▶ _Exercise requirements_
Report every line in the listing below where the string "DỊCH" shows up.

• • • •

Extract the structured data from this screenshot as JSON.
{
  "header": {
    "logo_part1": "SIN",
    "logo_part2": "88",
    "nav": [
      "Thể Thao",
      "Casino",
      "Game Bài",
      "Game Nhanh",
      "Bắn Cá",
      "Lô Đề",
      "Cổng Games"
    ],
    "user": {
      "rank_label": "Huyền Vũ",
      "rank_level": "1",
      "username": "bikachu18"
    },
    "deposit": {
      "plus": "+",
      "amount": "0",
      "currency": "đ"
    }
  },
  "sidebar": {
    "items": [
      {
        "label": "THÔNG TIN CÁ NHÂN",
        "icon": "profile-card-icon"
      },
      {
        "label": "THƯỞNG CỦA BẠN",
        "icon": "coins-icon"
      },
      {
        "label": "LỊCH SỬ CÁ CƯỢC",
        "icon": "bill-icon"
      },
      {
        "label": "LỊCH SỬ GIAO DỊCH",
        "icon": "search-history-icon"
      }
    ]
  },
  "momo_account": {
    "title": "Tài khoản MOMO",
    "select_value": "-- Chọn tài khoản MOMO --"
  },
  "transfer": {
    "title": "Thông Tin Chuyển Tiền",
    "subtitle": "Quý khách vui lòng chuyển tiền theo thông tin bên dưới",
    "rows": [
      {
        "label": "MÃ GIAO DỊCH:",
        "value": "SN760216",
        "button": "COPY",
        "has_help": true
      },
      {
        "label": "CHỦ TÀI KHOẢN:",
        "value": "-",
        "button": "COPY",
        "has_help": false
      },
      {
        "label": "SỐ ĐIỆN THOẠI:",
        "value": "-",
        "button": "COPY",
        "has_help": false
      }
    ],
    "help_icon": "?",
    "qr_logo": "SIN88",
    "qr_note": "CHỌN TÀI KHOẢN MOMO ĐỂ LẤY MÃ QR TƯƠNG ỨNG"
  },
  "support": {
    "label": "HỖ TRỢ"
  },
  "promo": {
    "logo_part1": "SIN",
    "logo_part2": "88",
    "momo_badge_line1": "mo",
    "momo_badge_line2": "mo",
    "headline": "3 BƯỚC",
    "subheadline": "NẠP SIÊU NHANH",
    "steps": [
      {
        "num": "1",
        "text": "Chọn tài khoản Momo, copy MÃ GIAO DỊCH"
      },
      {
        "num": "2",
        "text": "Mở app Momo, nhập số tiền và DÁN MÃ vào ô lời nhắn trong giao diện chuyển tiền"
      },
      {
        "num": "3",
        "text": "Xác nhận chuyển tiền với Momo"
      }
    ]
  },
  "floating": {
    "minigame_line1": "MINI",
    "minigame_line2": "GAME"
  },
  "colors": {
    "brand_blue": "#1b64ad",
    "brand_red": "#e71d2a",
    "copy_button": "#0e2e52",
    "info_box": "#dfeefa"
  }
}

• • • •

▶ _Answer for the task_
        "label": "LỊCH SỬ GIAO DỊCH",
        "label": "MÃ GIAO DỊCH:",
        "text": "Chọn tài khoản Momo, copy MÃ GIAO DỊCH"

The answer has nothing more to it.